Pizzaballa, who Pope Francis anointed as a cardinal on Saturday, said there were many reasons for the increase, including education.
“There are some movements, some rabbis also, who are inciting on this, or at least approving of this,” he said.
“We have not to forget the past relations between Jews and Christians were not simple, to be diplomatic, and all this creates this context,” he added.
The archbishop also said the frequency of “this phenomenon... is connected, temporarily at least, with this (Israeli) government.”
In a statement issued on Tuesday, the rabbi of the Western Wall, Shmuel Rabinowitz, condemned in “the strongest terms the violence against believers in the Old City and all forms of violence.”
“We must do everything in our power to preserve the delicate fabric of the Old City,” he said, addressing “the leaders of all religions.”

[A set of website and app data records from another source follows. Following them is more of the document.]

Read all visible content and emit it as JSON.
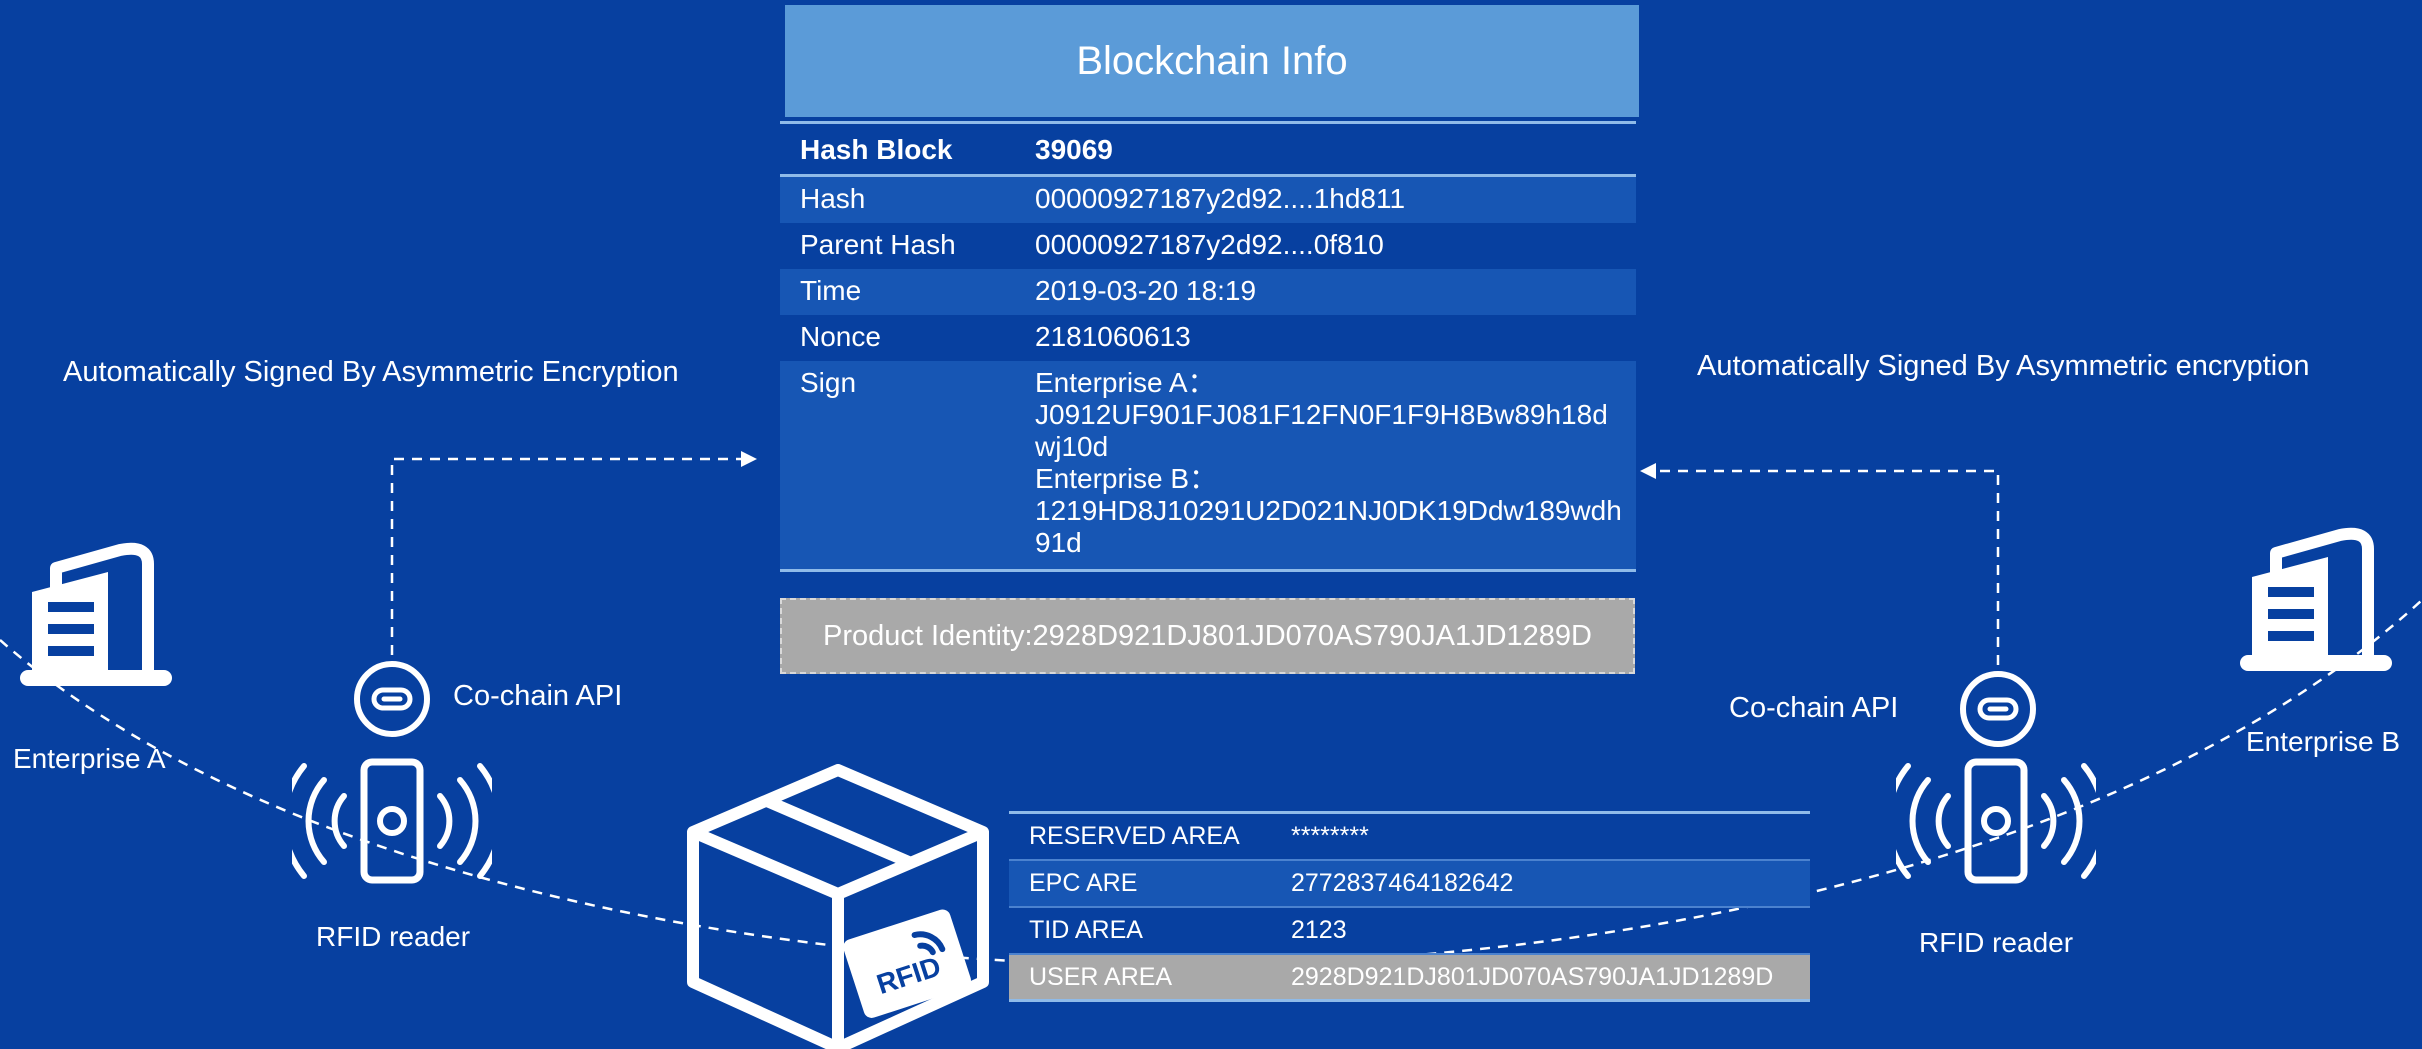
{
  "blockchain": {
    "title": "Blockchain Info",
    "rows": [
      {
        "key": "Hash Block",
        "value": "39069"
      },
      {
        "key": "Hash",
        "value": "00000927187y2d92....1hd811"
      },
      {
        "key": "Parent Hash",
        "value": "00000927187y2d92....0f810"
      },
      {
        "key": "Time",
        "value": "2019-03-20 18:19"
      },
      {
        "key": "Nonce",
        "value": "2181060613"
      }
    ],
    "sign": {
      "key": "Sign",
      "enterprise_a_label": "Enterprise A：",
      "enterprise_a_value": "J0912UF901FJ081F12FN0F1F9H8Bw89h18dwj10d",
      "enterprise_b_label": "Enterprise B：",
      "enterprise_b_value": "1219HD8J10291U2D021NJ0DK19Ddw189wdh91d"
    },
    "product_identity": "Product Identity:2928D921DJ801JD070AS790JA1JD1289D"
  },
  "left": {
    "signed_caption": "Automatically Signed By Asymmetric Encryption",
    "api_label": "Co-chain API",
    "reader_label": "RFID reader",
    "enterprise_label": "Enterprise A"
  },
  "right": {
    "signed_caption": "Automatically Signed By Asymmetric encryption",
    "api_label": "Co-chain API",
    "reader_label": "RFID reader",
    "enterprise_label": "Enterprise B"
  },
  "rfid_tag": {
    "badge_text": "RFID",
    "rows": [
      {
        "key": "RESERVED AREA",
        "value": "********"
      },
      {
        "key": "EPC ARE",
        "value": "2772837464182642"
      },
      {
        "key": "TID AREA",
        "value": "2123"
      },
      {
        "key": "USER AREA",
        "value": "2928D921DJ801JD070AS790JA1JD1289D"
      }
    ]
  },
  "colors": {
    "background": "#0740a0",
    "header": "#5b9bd8",
    "row_alt": "#1756b4",
    "highlight_grey": "#a9a9a9"
  }
}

Tunisia detains Abir Moussi, prominent opponent of president
Updated 04 October 2023
TUNIS: Tunisia’s public prosecutor detained Abir Moussi, a prominent opponent of President Kais Saied, after she was arrested at the entrance to the presidential palace on Tuesday, lawyers said, the latest arrest targeting Saied’s political rivals.
“Moussi was detained for 48 hours in charges of processing personal data, obstructing the right to work, and assault intended to cause chaos,” lawyer Aroussi Zgir said.
Authorities were not immediately available to comment.
Police this year have detained more than 20 leading political figures, accusing some of plotting against state security. Saied has described those detained as “terrorists, traitors and criminals.”
An assistant of Moussi said in a video on Facebook that Moussi was “kidnapped” in front of the Carthage Palace.
Moussi leads the Free Constitutional Party and is a supporter of late president Zine El Abidine ben Ali who was toppled by mass protests in 2011.
In recent months, the party has organized protests against Saied. Moussi accuses Saied of ruling outside the law, and said that she is ready to make personal sacrifices to save Tunisia.
In front of the La Goulette police station, dozens of angry Moussi supporters protested, shouting slogans against Saied amid a heavy police contingent who cordoned off the building.
Earlier on Tuesday, Moussi said in a video that she went to the presidential reception office to file an appeal in local elections expected at the end of the year. She said that this step was necessary so that she could later file an appeal in the Administrative Court.
Saied, a retired law professor who was elected president in 2019, shut down the elected parliament in 2021 and moved to rule by decree, actions his opponents described as a coup. Saied has said he needed to save Tunisia from years of chaos, denying his actions were a coup.
On Friday, jailed opposition leader Rached Ghannouchi, another critic of Saied, began a three-day hunger strike. Later five other prominent opposition figures also went on hunger strike in prison.